The Brain of LB1, Homo floresiensis

D. Falk
2005 Science  
The brain of Homo floresiensis is assessed by comparing a virtual endocast from the type specimen (LB1) with endocasts from great apes, Homo erectus, Homo sapiens, a human pygmy, a human microcephalic, Sts 5 (Australopithecus africanus) and WT 17000 (Paranthropus aeithiopicus). Morphometric , allometric and shape data indicate that LB1 is not a microcephalic or pygmy. LB1's brain size versus body size scales like an australopithecine, but its endocast shape resembles that of Homo erectus. LB1
more » ... Homo erectus. LB1 has derived frontal and temporal lobes and a lunate sulcus in a derived position, which are consistent with capabilities for higher cognitive processing. The type specimen of Homo floresiensis (LB1, female) (1) has a brain size of ~400 cm 3 similar to that of Australopithecus afarensis AL 288-1 (Lucy) (2) that lived approximately 3.0 Ma. Yet its species was associated with big-game stone technology, remains of Stegodon, and charred animal bones that hint at the use of fire and cooking. Its ancestors also had to cross the sea to reach Flores (3). Could a tiny hominin with an ape-sized brain really have engaged in such advanced behaviors? Some workers reject the notion that LB1 represents a new species that was closely tied to Homo erectus (1) and suggest, instead, that it was a pathological human microcephalic (4). To help address this debate, three-dimensional computed tomographic (3DCT) reconstructions of the internal braincase (virtual endocasts) that reproduce details of external brain morphology including sulci, vessels, sinuses, cranial capacity and shape (5-8 ) are compared from LB1, an adult female chimpanzee, an adult female Homo erectus (ZKD XI), a contemporary woman, and a European microcephalic. To broaden taxonomic comparisons and supplement limited sample size, our analysis also includes endocasts of Sts 5 (Australopithecus africanus), KNM-WT 17000 (Paranthropus aethiopicus), 10 humans, 10 gorillas, 18 chimpanzees (9), an adult female pygmy, and five Homo erectus skulls.
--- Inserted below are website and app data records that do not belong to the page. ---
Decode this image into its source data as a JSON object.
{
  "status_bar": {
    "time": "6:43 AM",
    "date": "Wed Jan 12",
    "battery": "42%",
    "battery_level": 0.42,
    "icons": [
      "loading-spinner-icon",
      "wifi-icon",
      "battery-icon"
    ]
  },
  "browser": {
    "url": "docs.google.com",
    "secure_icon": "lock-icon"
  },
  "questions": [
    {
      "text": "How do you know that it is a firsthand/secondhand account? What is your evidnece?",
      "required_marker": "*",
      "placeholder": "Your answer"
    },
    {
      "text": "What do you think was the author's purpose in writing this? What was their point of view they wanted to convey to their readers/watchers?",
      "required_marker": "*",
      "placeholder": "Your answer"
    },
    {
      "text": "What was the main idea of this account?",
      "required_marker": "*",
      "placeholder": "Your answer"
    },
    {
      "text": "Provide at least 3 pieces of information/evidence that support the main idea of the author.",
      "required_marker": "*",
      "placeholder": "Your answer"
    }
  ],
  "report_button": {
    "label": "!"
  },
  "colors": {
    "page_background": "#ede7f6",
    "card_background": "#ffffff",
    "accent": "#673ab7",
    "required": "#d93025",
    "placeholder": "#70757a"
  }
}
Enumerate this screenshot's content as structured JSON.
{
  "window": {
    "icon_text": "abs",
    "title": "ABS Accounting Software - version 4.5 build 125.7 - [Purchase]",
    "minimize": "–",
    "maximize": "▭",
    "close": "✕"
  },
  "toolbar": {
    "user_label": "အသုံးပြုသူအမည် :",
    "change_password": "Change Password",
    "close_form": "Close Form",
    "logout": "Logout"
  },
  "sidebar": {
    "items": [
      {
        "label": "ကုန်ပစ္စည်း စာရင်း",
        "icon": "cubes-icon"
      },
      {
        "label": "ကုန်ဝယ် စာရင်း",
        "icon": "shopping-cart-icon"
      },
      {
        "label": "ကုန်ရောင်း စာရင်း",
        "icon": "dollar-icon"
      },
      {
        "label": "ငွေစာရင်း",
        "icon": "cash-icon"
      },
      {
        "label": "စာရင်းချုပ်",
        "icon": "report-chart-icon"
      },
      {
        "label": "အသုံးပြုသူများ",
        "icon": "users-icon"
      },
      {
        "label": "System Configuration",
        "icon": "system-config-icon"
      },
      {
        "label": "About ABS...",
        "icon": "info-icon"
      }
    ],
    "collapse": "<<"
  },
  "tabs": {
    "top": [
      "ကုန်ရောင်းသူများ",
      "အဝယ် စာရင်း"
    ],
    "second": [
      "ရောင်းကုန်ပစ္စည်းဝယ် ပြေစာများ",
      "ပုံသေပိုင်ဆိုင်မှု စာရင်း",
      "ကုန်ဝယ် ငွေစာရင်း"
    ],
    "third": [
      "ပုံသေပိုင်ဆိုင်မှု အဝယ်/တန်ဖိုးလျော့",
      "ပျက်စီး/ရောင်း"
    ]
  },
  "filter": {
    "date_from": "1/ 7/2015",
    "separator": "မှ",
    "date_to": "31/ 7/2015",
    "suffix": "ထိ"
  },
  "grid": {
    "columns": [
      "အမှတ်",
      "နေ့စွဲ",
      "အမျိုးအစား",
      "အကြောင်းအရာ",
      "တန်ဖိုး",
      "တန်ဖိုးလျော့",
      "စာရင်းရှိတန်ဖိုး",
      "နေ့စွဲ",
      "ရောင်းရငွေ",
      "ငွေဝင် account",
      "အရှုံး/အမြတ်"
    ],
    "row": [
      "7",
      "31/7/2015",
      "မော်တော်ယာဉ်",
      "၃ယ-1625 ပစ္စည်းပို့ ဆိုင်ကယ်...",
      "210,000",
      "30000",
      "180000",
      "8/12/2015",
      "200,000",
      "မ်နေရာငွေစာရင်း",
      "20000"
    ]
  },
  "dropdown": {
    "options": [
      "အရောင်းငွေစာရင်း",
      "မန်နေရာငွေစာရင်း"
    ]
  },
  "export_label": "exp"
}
doi:10.1126/science.1109727 pmid:15749690 fatcat:baugtv65bfgvjeww7mtmclgzrq